Source records:
^^^^^^^^

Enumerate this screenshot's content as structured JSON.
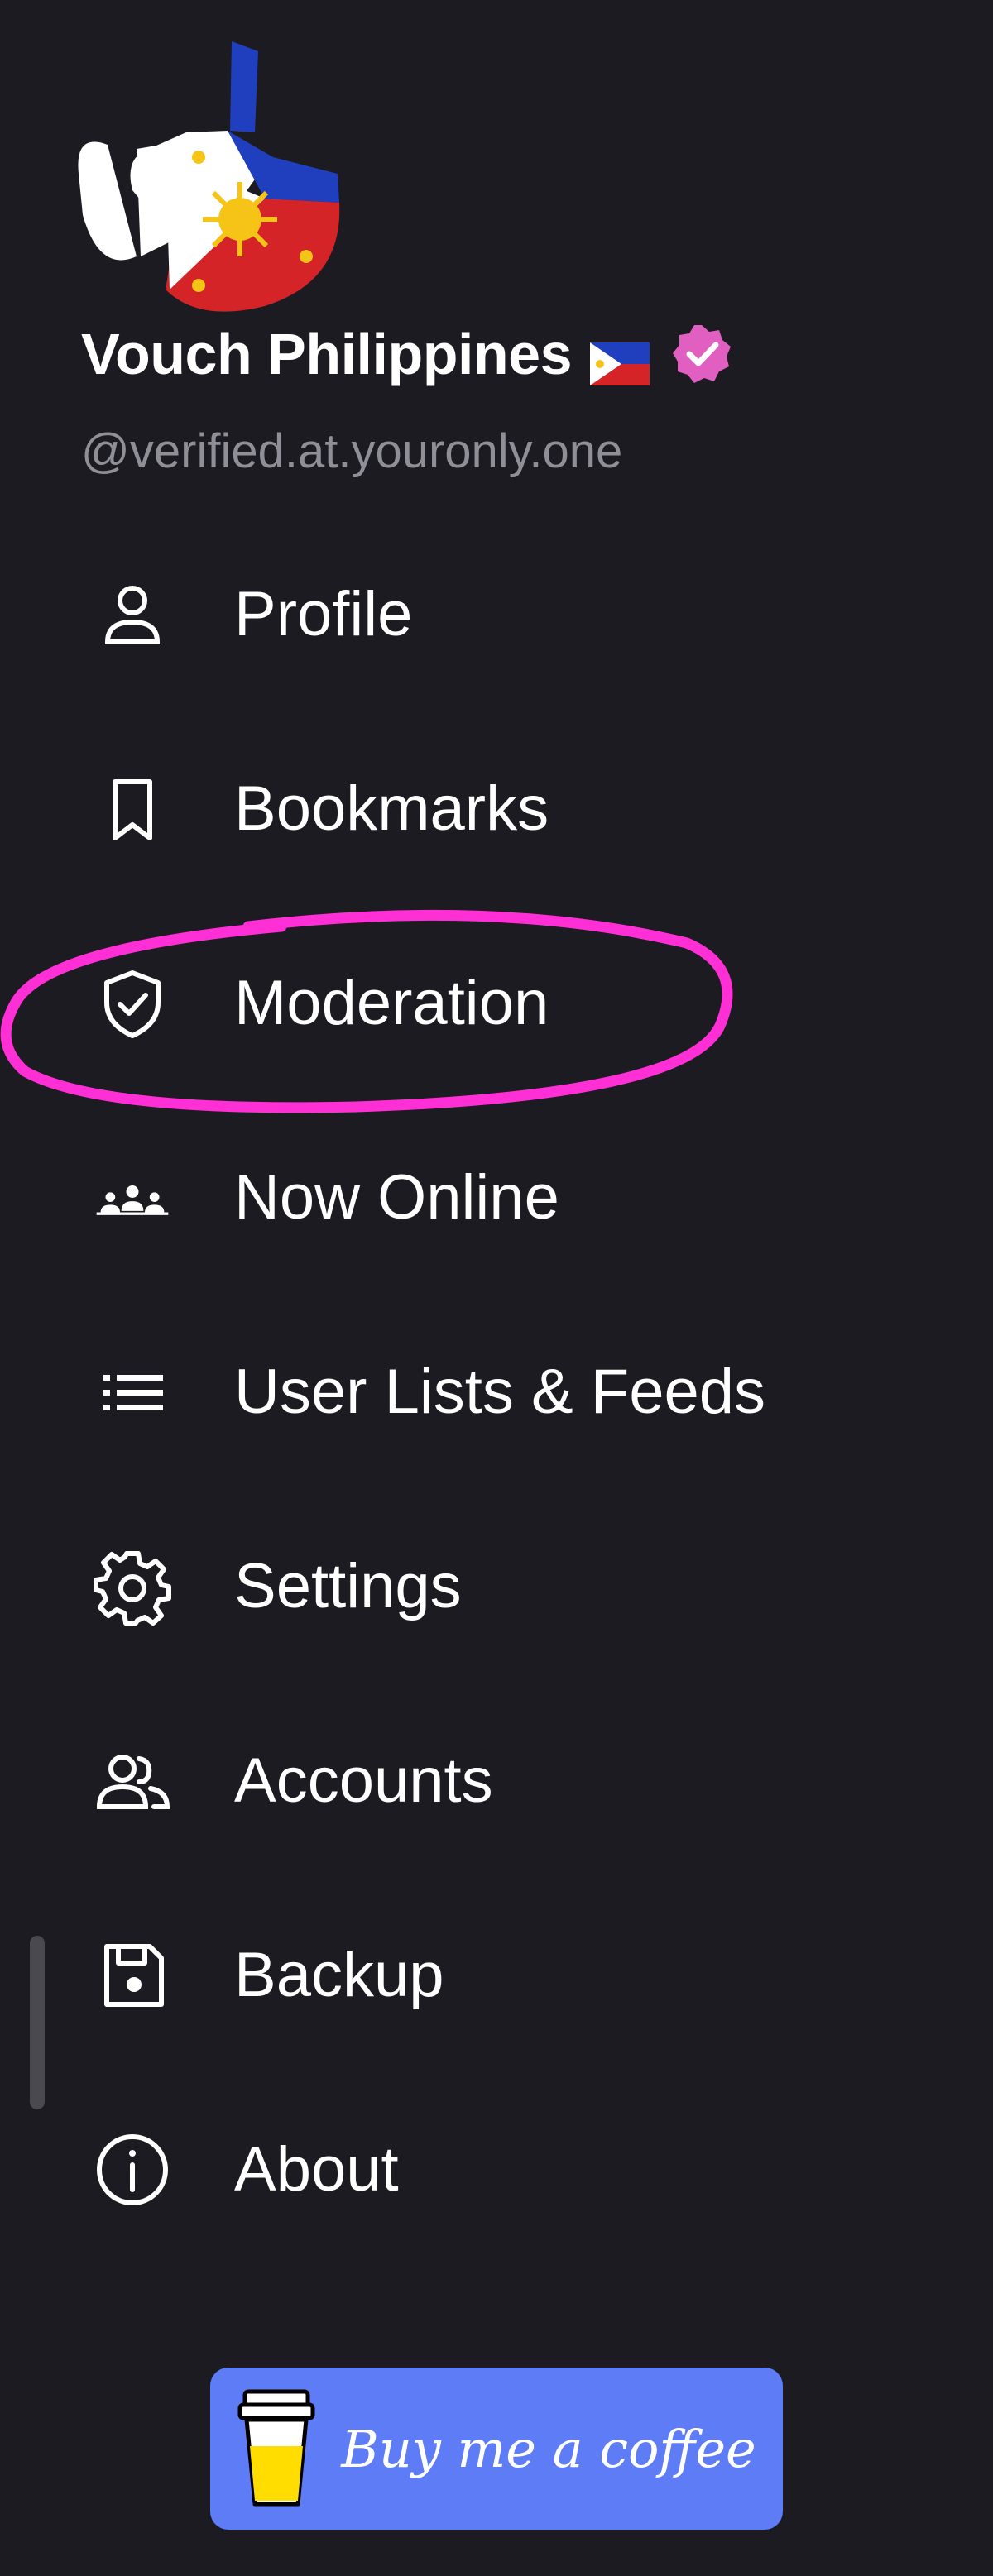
{
  "profile": {
    "display_name": "Vouch Philippines",
    "handle": "@verified.at.youronly.one",
    "verified_badge_color": "#e05fc0"
  },
  "menu": {
    "items": [
      {
        "label": "Profile",
        "icon": "person-icon"
      },
      {
        "label": "Bookmarks",
        "icon": "bookmark-icon"
      },
      {
        "label": "Moderation",
        "icon": "shield-check-icon"
      },
      {
        "label": "Now Online",
        "icon": "group-icon"
      },
      {
        "label": "User Lists & Feeds",
        "icon": "list-icon"
      },
      {
        "label": "Settings",
        "icon": "gear-icon"
      },
      {
        "label": "Accounts",
        "icon": "accounts-icon"
      },
      {
        "label": "Backup",
        "icon": "save-icon"
      },
      {
        "label": "About",
        "icon": "info-icon"
      }
    ]
  },
  "coffee_button": {
    "label": "Buy me a coffee",
    "color": "#5f7cf7"
  },
  "annotation": {
    "color": "#ff2fd6"
  }
}
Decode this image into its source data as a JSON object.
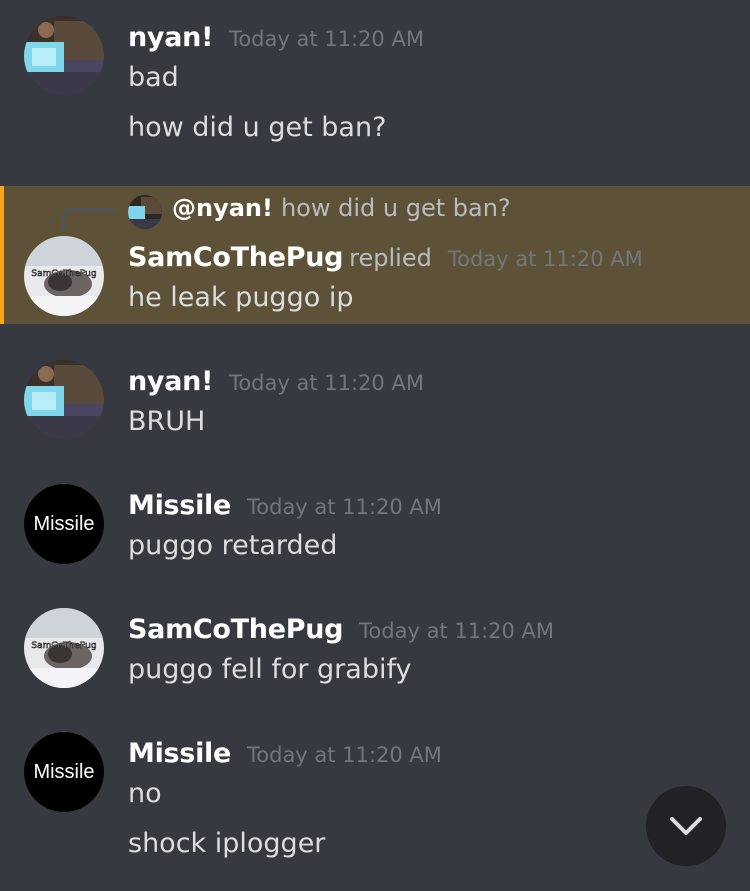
{
  "messages": [
    {
      "username": "nyan!",
      "timestamp": "Today at 11:20 AM",
      "lines": [
        "bad",
        "how did u get ban?"
      ]
    },
    {
      "reply": {
        "mention": "@nyan!",
        "text": "how did u get ban?"
      },
      "username": "SamCoThePug",
      "replied_label": "replied",
      "timestamp": "Today at 11:20 AM",
      "lines": [
        "he leak puggo ip"
      ],
      "highlight_color": "#5d5238",
      "accent_color": "#faa61a"
    },
    {
      "username": "nyan!",
      "timestamp": "Today at 11:20 AM",
      "lines": [
        "BRUH"
      ]
    },
    {
      "username": "Missile",
      "timestamp": "Today at 11:20 AM",
      "lines": [
        "puggo retarded"
      ],
      "avatar_text": "Missile"
    },
    {
      "username": "SamCoThePug",
      "timestamp": "Today at 11:20 AM",
      "lines": [
        "puggo fell for grabify"
      ]
    },
    {
      "username": "Missile",
      "timestamp": "Today at 11:20 AM",
      "lines": [
        "no",
        "shock iplogger"
      ],
      "avatar_text": "Missile"
    }
  ],
  "avatars": {
    "nyan": "nyan-avatar (screen/laptop photo)",
    "samco": "pug-avatar",
    "samco_caption": "SamCoThePug"
  },
  "scroll_button": {
    "icon": "chevron-down-icon"
  },
  "colors": {
    "background": "#36393f",
    "username": "#ffffff",
    "timestamp": "#72767d",
    "message_text": "#dcddde"
  }
}
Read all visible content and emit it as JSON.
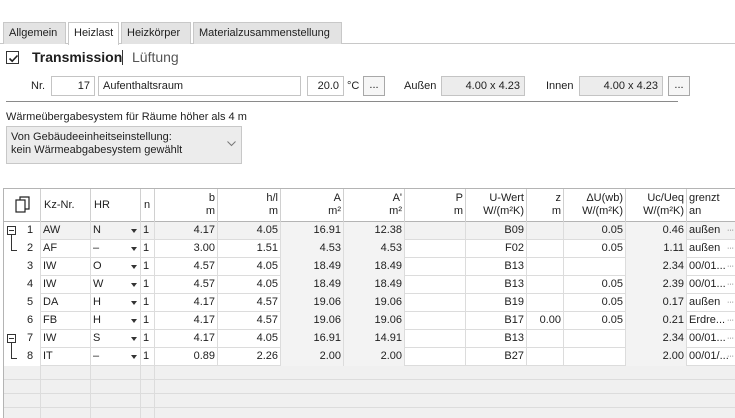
{
  "tabs": [
    {
      "label": "Allgemein",
      "active": false
    },
    {
      "label": "Heizlast",
      "active": true
    },
    {
      "label": "Heizkörper",
      "active": false
    },
    {
      "label": "Materialzusammenstellung",
      "active": false
    }
  ],
  "section": {
    "title": "Transmission",
    "subtitle": "Lüftung",
    "checked": true
  },
  "room": {
    "nr_label": "Nr.",
    "nr_value": "17",
    "name": "Aufenthaltsraum",
    "temp_value": "20.0",
    "temp_unit": "°C",
    "more_button": "...",
    "aussen_label": "Außen",
    "aussen_value": "4.00 x 4.23",
    "innen_label": "Innen",
    "innen_value": "4.00 x 4.23",
    "innen_button": "..."
  },
  "system": {
    "label": "Wärmeübergabesystem für Räume höher als 4 m",
    "value_line1": "Von Gebäudeeinheitseinstellung:",
    "value_line2": "kein Wärmeabgabesystem gewählt"
  },
  "table": {
    "headers": {
      "kz": "Kz-Nr.",
      "hr": "HR",
      "n": "n",
      "b": "b",
      "b_unit": "m",
      "hl": "h/l",
      "hl_unit": "m",
      "a": "A",
      "a_unit": "m²",
      "a2": "A'",
      "a2_unit": "m²",
      "p": "P",
      "p_unit": "m",
      "u": "U-Wert",
      "u_unit": "W/(m²K)",
      "z": "z",
      "z_unit": "m",
      "du": "ΔU(wb)",
      "du_unit": "W/(m²K)",
      "uc": "Uc/Ueq",
      "uc_unit": "W/(m²K)",
      "grenzt": "grenzt",
      "grenzt2": "an"
    },
    "rows": [
      {
        "idx": "1",
        "kz": "AW",
        "hr": "N",
        "n": "1",
        "b": "4.17",
        "hl": "4.05",
        "a": "16.91",
        "a2": "12.38",
        "p": "",
        "u": "B09",
        "z": "",
        "du": "0.05",
        "uc": "0.46",
        "grenzt": "außen",
        "tree": "open"
      },
      {
        "idx": "2",
        "kz": "AF",
        "hr": "–",
        "n": "1",
        "b": "3.00",
        "hl": "1.51",
        "a": "4.53",
        "a2": "4.53",
        "p": "",
        "u": "F02",
        "z": "",
        "du": "0.05",
        "uc": "1.11",
        "grenzt": "außen",
        "tree": "end"
      },
      {
        "idx": "3",
        "kz": "IW",
        "hr": "O",
        "n": "1",
        "b": "4.57",
        "hl": "4.05",
        "a": "18.49",
        "a2": "18.49",
        "p": "",
        "u": "B13",
        "z": "",
        "du": "",
        "uc": "2.34",
        "grenzt": "00/01...",
        "tree": ""
      },
      {
        "idx": "4",
        "kz": "IW",
        "hr": "W",
        "n": "1",
        "b": "4.57",
        "hl": "4.05",
        "a": "18.49",
        "a2": "18.49",
        "p": "",
        "u": "B13",
        "z": "",
        "du": "0.05",
        "uc": "2.39",
        "grenzt": "00/01...",
        "tree": ""
      },
      {
        "idx": "5",
        "kz": "DA",
        "hr": "H",
        "n": "1",
        "b": "4.17",
        "hl": "4.57",
        "a": "19.06",
        "a2": "19.06",
        "p": "",
        "u": "B19",
        "z": "",
        "du": "0.05",
        "uc": "0.17",
        "grenzt": "außen",
        "tree": ""
      },
      {
        "idx": "6",
        "kz": "FB",
        "hr": "H",
        "n": "1",
        "b": "4.17",
        "hl": "4.57",
        "a": "19.06",
        "a2": "19.06",
        "p": "",
        "u": "B17",
        "z": "0.00",
        "du": "0.05",
        "uc": "0.21",
        "grenzt": "Erdre...",
        "tree": ""
      },
      {
        "idx": "7",
        "kz": "IW",
        "hr": "S",
        "n": "1",
        "b": "4.17",
        "hl": "4.05",
        "a": "16.91",
        "a2": "14.91",
        "p": "",
        "u": "B13",
        "z": "",
        "du": "",
        "uc": "2.34",
        "grenzt": "00/01...",
        "tree": "open"
      },
      {
        "idx": "8",
        "kz": "IT",
        "hr": "–",
        "n": "1",
        "b": "0.89",
        "hl": "2.26",
        "a": "2.00",
        "a2": "2.00",
        "p": "",
        "u": "B27",
        "z": "",
        "du": "",
        "uc": "2.00",
        "grenzt": "00/01/...",
        "tree": "end"
      }
    ]
  }
}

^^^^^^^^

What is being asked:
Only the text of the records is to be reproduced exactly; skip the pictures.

Result of the task:
Enumerate this screenshot's content as structured JSON.
{
  "profile": {
    "display_name": "Vouch Philippines",
    "handle": "@verified.at.youronly.one",
    "verified_badge_color": "#e05fc0"
  },
  "menu": {
    "items": [
      {
        "label": "Profile",
        "icon": "person-icon"
      },
      {
        "label": "Bookmarks",
        "icon": "bookmark-icon"
      },
      {
        "label": "Moderation",
        "icon": "shield-check-icon"
      },
      {
        "label": "Now Online",
        "icon": "group-icon"
      },
      {
        "label": "User Lists & Feeds",
        "icon": "list-icon"
      },
      {
        "label": "Settings",
        "icon": "gear-icon"
      },
      {
        "label": "Accounts",
        "icon": "accounts-icon"
      },
      {
        "label": "Backup",
        "icon": "save-icon"
      },
      {
        "label": "About",
        "icon": "info-icon"
      }
    ]
  },
  "coffee_button": {
    "label": "Buy me a coffee",
    "color": "#5f7cf7"
  },
  "annotation": {
    "color": "#ff2fd6"
  }
}
Decode this image into its source data as a JSON object.
{
  "messages": [
    {
      "username": "nyan!",
      "timestamp": "Today at 11:20 AM",
      "lines": [
        "bad",
        "how did u get ban?"
      ]
    },
    {
      "reply": {
        "mention": "@nyan!",
        "text": "how did u get ban?"
      },
      "username": "SamCoThePug",
      "replied_label": "replied",
      "timestamp": "Today at 11:20 AM",
      "lines": [
        "he leak puggo ip"
      ],
      "highlight_color": "#5d5238",
      "accent_color": "#faa61a"
    },
    {
      "username": "nyan!",
      "timestamp": "Today at 11:20 AM",
      "lines": [
        "BRUH"
      ]
    },
    {
      "username": "Missile",
      "timestamp": "Today at 11:20 AM",
      "lines": [
        "puggo retarded"
      ],
      "avatar_text": "Missile"
    },
    {
      "username": "SamCoThePug",
      "timestamp": "Today at 11:20 AM",
      "lines": [
        "puggo fell for grabify"
      ]
    },
    {
      "username": "Missile",
      "timestamp": "Today at 11:20 AM",
      "lines": [
        "no",
        "shock iplogger"
      ],
      "avatar_text": "Missile"
    }
  ],
  "avatars": {
    "nyan": "nyan-avatar (screen/laptop photo)",
    "samco": "pug-avatar",
    "samco_caption": "SamCoThePug"
  },
  "scroll_button": {
    "icon": "chevron-down-icon"
  },
  "colors": {
    "background": "#36393f",
    "username": "#ffffff",
    "timestamp": "#72767d",
    "message_text": "#dcddde"
  }
}
Read all visible content and emit it as JSON.
{
  "tabs": [
    {
      "label": "Allgemein",
      "active": false
    },
    {
      "label": "Heizlast",
      "active": true
    },
    {
      "label": "Heizkörper",
      "active": false
    },
    {
      "label": "Materialzusammenstellung",
      "active": false
    }
  ],
  "section": {
    "title": "Transmission",
    "subtitle": "Lüftung",
    "checked": true
  },
  "room": {
    "nr_label": "Nr.",
    "nr_value": "17",
    "name": "Aufenthaltsraum",
    "temp_value": "20.0",
    "temp_unit": "°C",
    "more_button": "...",
    "aussen_label": "Außen",
    "aussen_value": "4.00 x 4.23",
    "innen_label": "Innen",
    "innen_value": "4.00 x 4.23",
    "innen_button": "..."
  },
  "system": {
    "label": "Wärmeübergabesystem für Räume höher als 4 m",
    "value_line1": "Von Gebäudeeinheitseinstellung:",
    "value_line2": "kein Wärmeabgabesystem gewählt"
  },
  "table": {
    "headers": {
      "kz": "Kz-Nr.",
      "hr": "HR",
      "n": "n",
      "b": "b",
      "b_unit": "m",
      "hl": "h/l",
      "hl_unit": "m",
      "a": "A",
      "a_unit": "m²",
      "a2": "A'",
      "a2_unit": "m²",
      "p": "P",
      "p_unit": "m",
      "u": "U-Wert",
      "u_unit": "W/(m²K)",
      "z": "z",
      "z_unit": "m",
      "du": "ΔU(wb)",
      "du_unit": "W/(m²K)",
      "uc": "Uc/Ueq",
      "uc_unit": "W/(m²K)",
      "grenzt": "grenzt",
      "grenzt2": "an"
    },
    "rows": [
      {
        "idx": "1",
        "kz": "AW",
        "hr": "N",
        "n": "1",
        "b": "4.17",
        "hl": "4.05",
        "a": "16.91",
        "a2": "12.38",
        "p": "",
        "u": "B09",
        "z": "",
        "du": "0.05",
        "uc": "0.46",
        "grenzt": "außen",
        "tree": "open"
      },
      {
        "idx": "2",
        "kz": "AF",
        "hr": "–",
        "n": "1",
        "b": "3.00",
        "hl": "1.51",
        "a": "4.53",
        "a2": "4.53",
        "p": "",
        "u": "F02",
        "z": "",
        "du": "0.05",
        "uc": "1.11",
        "grenzt": "außen",
        "tree": "end"
      },
      {
        "idx": "3",
        "kz": "IW",
        "hr": "O",
        "n": "1",
        "b": "4.57",
        "hl": "4.05",
        "a": "18.49",
        "a2": "18.49",
        "p": "",
        "u": "B13",
        "z": "",
        "du": "",
        "uc": "2.34",
        "grenzt": "00/01...",
        "tree": ""
      },
      {
        "idx": "4",
        "kz": "IW",
        "hr": "W",
        "n": "1",
        "b": "4.57",
        "hl": "4.05",
        "a": "18.49",
        "a2": "18.49",
        "p": "",
        "u": "B13",
        "z": "",
        "du": "0.05",
        "uc": "2.39",
        "grenzt": "00/01...",
        "tree": ""
      },
      {
        "idx": "5",
        "kz": "DA",
        "hr": "H",
        "n": "1",
        "b": "4.17",
        "hl": "4.57",
        "a": "19.06",
        "a2": "19.06",
        "p": "",
        "u": "B19",
        "z": "",
        "du": "0.05",
        "uc": "0.17",
        "grenzt": "außen",
        "tree": ""
      },
      {
        "idx": "6",
        "kz": "FB",
        "hr": "H",
        "n": "1",
        "b": "4.17",
        "hl": "4.57",
        "a": "19.06",
        "a2": "19.06",
        "p": "",
        "u": "B17",
        "z": "0.00",
        "du": "0.05",
        "uc": "0.21",
        "grenzt": "Erdre...",
        "tree": ""
      },
      {
        "idx": "7",
        "kz": "IW",
        "hr": "S",
        "n": "1",
        "b": "4.17",
        "hl": "4.05",
        "a": "16.91",
        "a2": "14.91",
        "p": "",
        "u": "B13",
        "z": "",
        "du": "",
        "uc": "2.34",
        "grenzt": "00/01...",
        "tree": "open"
      },
      {
        "idx": "8",
        "kz": "IT",
        "hr": "–",
        "n": "1",
        "b": "0.89",
        "hl": "2.26",
        "a": "2.00",
        "a2": "2.00",
        "p": "",
        "u": "B27",
        "z": "",
        "du": "",
        "uc": "2.00",
        "grenzt": "00/01/...",
        "tree": "end"
      }
    ]
  }
}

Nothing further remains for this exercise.